Tanking and Crowd Control
A comment I made in a recent podcast interview touched off a tad bit of a twitter explosion as folks argued about tanking and crowd control.Â I believe what I said was something along the lines of tanking can be a form of crowd control.Â I tried to explain what I meant via twitter, but in 140 characters replying to a handful of people it gets very hard.Â So, I figured Iâ€™d step back and explain what I meant as well as provide a few examples of my logic.Â Notice I mention â€œmy logicâ€ such that Iâ€™m not claiming it is right or the best way to do it, but how I look at it.
Tanking usually refers to the practice of making a mob (or many) so mad at you or believe you are the most threatening person in the group that they attack you and not your friends.Â Crowd control (CC) typically refers to some sort of knockout that keeps a mob out of a fight for a period of time.Â In LOTRO, typically the tanks are Guardians or Wardens while usually Loremasters and Burglars excel at CC.Â Iâ€™m pretty sure most in the discussion were in agreement with these loose definitions.

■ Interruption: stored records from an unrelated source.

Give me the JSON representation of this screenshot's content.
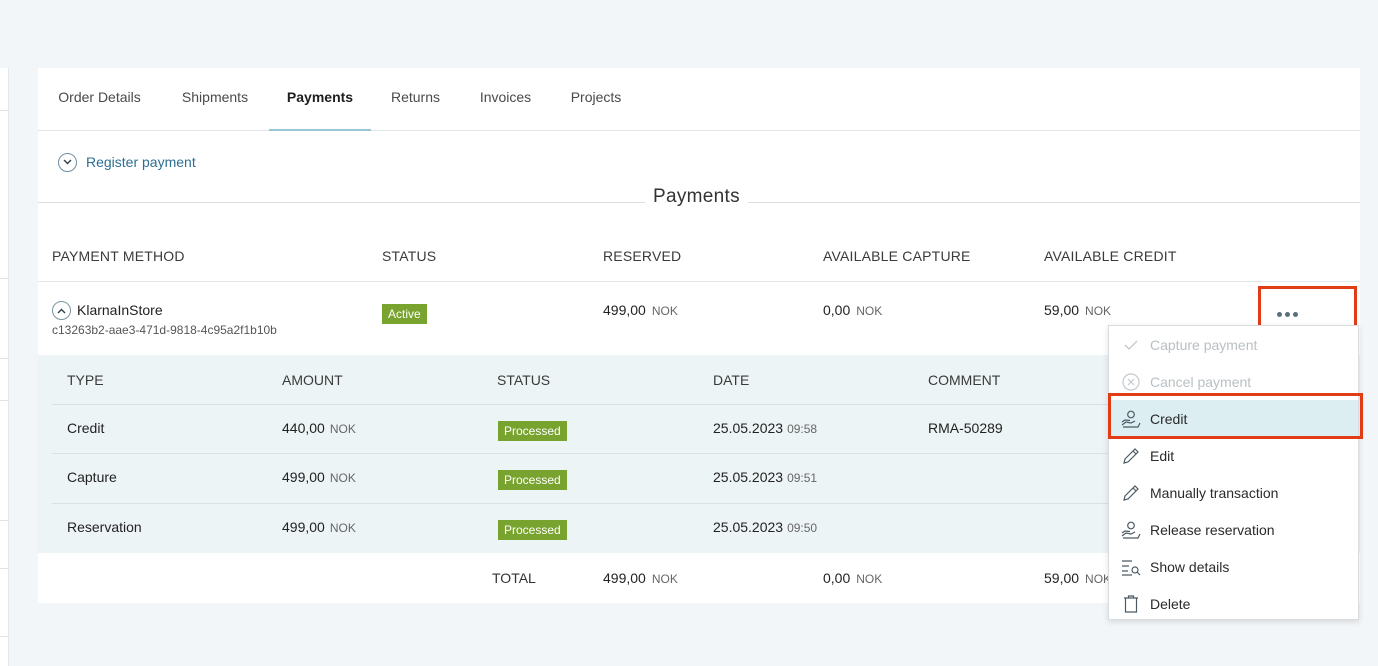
{
  "tabs": [
    {
      "label": "Order Details"
    },
    {
      "label": "Shipments"
    },
    {
      "label": "Payments",
      "active": true
    },
    {
      "label": "Returns"
    },
    {
      "label": "Invoices"
    },
    {
      "label": "Projects"
    }
  ],
  "register_payment": "Register payment",
  "section_title": "Payments",
  "columns": {
    "payment_method": "PAYMENT METHOD",
    "status": "STATUS",
    "reserved": "RESERVED",
    "available_capture": "AVAILABLE CAPTURE",
    "available_credit": "AVAILABLE CREDIT"
  },
  "payment": {
    "method": "KlarnaInStore",
    "id": "c13263b2-aae3-471d-9818-4c95a2f1b10b",
    "status": "Active",
    "reserved": "499,00",
    "available_capture": "0,00",
    "available_credit": "59,00",
    "currency": "NOK"
  },
  "sub_columns": {
    "type": "TYPE",
    "amount": "AMOUNT",
    "status": "STATUS",
    "date": "DATE",
    "comment": "COMMENT"
  },
  "transactions": [
    {
      "type": "Credit",
      "amount": "440,00",
      "currency": "NOK",
      "status": "Processed",
      "date": "25.05.2023",
      "time": "09:58",
      "comment": "RMA-50289"
    },
    {
      "type": "Capture",
      "amount": "499,00",
      "currency": "NOK",
      "status": "Processed",
      "date": "25.05.2023",
      "time": "09:51",
      "comment": ""
    },
    {
      "type": "Reservation",
      "amount": "499,00",
      "currency": "NOK",
      "status": "Processed",
      "date": "25.05.2023",
      "time": "09:50",
      "comment": ""
    }
  ],
  "totals": {
    "label": "TOTAL",
    "reserved": "499,00",
    "available_capture": "0,00",
    "available_credit": "59,00",
    "currency": "NOK"
  },
  "menu": [
    {
      "label": "Capture payment",
      "icon": "check-icon",
      "disabled": true
    },
    {
      "label": "Cancel payment",
      "icon": "cancel-circle-icon",
      "disabled": true
    },
    {
      "label": "Credit",
      "icon": "hand-coin-icon",
      "selected": true
    },
    {
      "label": "Edit",
      "icon": "pencil-icon"
    },
    {
      "label": "Manually transaction",
      "icon": "pencil-icon"
    },
    {
      "label": "Release reservation",
      "icon": "hand-coin-icon"
    },
    {
      "label": "Show details",
      "icon": "list-search-icon"
    },
    {
      "label": "Delete",
      "icon": "trash-icon"
    }
  ],
  "colors": {
    "accent_link": "#2f6e93",
    "status_green": "#78a32e",
    "highlight_red": "#e23c16",
    "subtable_bg": "#edf4f6",
    "menu_selected_bg": "#dceef2"
  }
}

What I was trying to get at was the idea that in a group setting, CC and tanking can result in similar looks for the other group members in that theyâ€™re doing their thing (healing, damage, etc) and not being bothered by the other mobs.Â When approaching a fight the goal is always to meet your objectives (usually killing something) while not dying, which usually means keeping things off your healers.Â One option is to CC mobs and deal with them later, another can be to tank them and pick them off one at a time.Â Either way, then end result is the same in that nothing hits the group resulting in a happy and successful group.
A very common place this comes up is during challenge (or hard) modes of boss encounters.Â Many times there will be a condition that certain mobs need to stay alive until the boss dies, or some such variation.Â One way is to just CC said mobs and keep them in a corner until they can be killed, but another option is for a tank to grab that mob and keep him occupied in said corner.Â One fight in particular that springs to mind is the last fight in the Grand Stairs with the archers and the Devoted.Â The Devoted must not die to preserve hard mode and the archers are just annoying to everyone.Â One way Iâ€™ve handled this fight on my Warden is to grab all three and hang out healing, taunting, and generally occupying them while the rest of the group deals with the boss.Â The Devoted is immune to most CC, but the archers certainly can be locked down in the traditional sense such that the fight both ways would look pretty similar for the rest of the group.
After all this, all I intended to say was that there are many ways to succeed in encounters in LOTRO and depending on the leader and group makeup you may lean one way or another.Â In my case, Iâ€™m a pretty arrogant (and successful) Warden and Iâ€™m more then comfortable grabbing everything in the room (controlling the crowd) and letting the group pick things off one by one.Â But if my group happens to have a Burg or LM, Iâ€™m quite happy to have them keep something busy and make my job easier.Â And on the flip side, if we canâ€™t find a true CC class, most of the time there are other ways to handle the encounter to still succeed, albeit not necessarily the most optimal solution.Â The end result is very similar and if youâ€™re flexible about your strategies and groups you can accomplish quite a bit with non-traditional means or implementations of tactics.
For me, I look at a general crowd control term, that includes both tanking and traditional CC, which refers to the overall tactic of keeping the fight moving in the direction you want it to. Â I don’t try to label folks as tank, off-tank, CC, etc. but more how they fit into a particular fight as your role can change quite a bit during a raid or even a fight. Â I’m confident in the fact that all classes can fit multiple roles and as such usually try to figure out how different pieces can all fit into the puzzle to work through a particular encounter based on what tools we have on hand.
Hopefully this clears up a bit of where my comment was coming from, but certainly let me know if it isn’t clear.